Whenever a line below includes "Windows", add it to the tally, then give the total and nothing more.

Web page and app entries:

▼

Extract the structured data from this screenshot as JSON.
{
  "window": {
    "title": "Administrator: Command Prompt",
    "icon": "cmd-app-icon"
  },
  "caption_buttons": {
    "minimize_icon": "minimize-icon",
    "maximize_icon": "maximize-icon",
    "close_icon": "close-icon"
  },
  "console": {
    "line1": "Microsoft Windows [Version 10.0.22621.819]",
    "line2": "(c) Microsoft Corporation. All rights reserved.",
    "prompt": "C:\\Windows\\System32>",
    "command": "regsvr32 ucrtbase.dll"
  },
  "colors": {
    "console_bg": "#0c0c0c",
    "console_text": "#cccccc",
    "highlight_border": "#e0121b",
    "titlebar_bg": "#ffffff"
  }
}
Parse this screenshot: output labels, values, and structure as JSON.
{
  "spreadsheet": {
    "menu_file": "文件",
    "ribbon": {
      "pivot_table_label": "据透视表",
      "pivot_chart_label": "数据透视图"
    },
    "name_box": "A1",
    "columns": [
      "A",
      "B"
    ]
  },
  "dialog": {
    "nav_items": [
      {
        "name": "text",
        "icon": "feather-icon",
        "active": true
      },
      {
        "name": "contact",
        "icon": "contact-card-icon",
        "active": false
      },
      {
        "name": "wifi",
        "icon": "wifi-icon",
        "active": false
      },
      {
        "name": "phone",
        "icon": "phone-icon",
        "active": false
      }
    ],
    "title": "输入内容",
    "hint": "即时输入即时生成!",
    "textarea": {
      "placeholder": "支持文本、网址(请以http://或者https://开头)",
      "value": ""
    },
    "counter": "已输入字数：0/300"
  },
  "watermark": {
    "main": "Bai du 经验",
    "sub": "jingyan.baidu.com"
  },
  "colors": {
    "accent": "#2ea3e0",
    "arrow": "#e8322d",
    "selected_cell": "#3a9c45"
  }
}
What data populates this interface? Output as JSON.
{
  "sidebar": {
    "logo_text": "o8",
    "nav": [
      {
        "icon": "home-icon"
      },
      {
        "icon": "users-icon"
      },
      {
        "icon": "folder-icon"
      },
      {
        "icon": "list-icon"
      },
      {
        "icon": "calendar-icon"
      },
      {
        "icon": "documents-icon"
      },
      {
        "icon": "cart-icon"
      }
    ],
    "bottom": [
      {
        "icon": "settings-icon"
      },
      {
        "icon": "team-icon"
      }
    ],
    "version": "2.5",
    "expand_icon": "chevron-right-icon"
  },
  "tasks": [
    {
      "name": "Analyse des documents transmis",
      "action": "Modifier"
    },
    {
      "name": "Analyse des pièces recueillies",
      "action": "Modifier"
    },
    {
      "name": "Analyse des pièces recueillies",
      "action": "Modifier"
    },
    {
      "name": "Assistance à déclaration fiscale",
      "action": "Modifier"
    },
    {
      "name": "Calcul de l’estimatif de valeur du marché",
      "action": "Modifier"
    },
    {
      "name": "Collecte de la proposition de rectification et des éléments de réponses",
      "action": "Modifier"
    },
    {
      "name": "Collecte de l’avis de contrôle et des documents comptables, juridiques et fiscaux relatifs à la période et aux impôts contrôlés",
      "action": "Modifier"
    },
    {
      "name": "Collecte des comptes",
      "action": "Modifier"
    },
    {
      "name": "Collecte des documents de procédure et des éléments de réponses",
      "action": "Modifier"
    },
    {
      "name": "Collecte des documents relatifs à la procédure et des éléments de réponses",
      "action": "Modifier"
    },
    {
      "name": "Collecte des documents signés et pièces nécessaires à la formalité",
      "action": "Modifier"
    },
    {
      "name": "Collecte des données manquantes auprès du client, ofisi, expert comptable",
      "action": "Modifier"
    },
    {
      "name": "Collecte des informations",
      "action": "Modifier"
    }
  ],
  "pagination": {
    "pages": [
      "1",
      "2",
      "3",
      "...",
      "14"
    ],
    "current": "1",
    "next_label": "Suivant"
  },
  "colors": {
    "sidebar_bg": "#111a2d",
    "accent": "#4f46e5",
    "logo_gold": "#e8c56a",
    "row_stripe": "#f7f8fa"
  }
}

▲

◆ **Written answer**: 2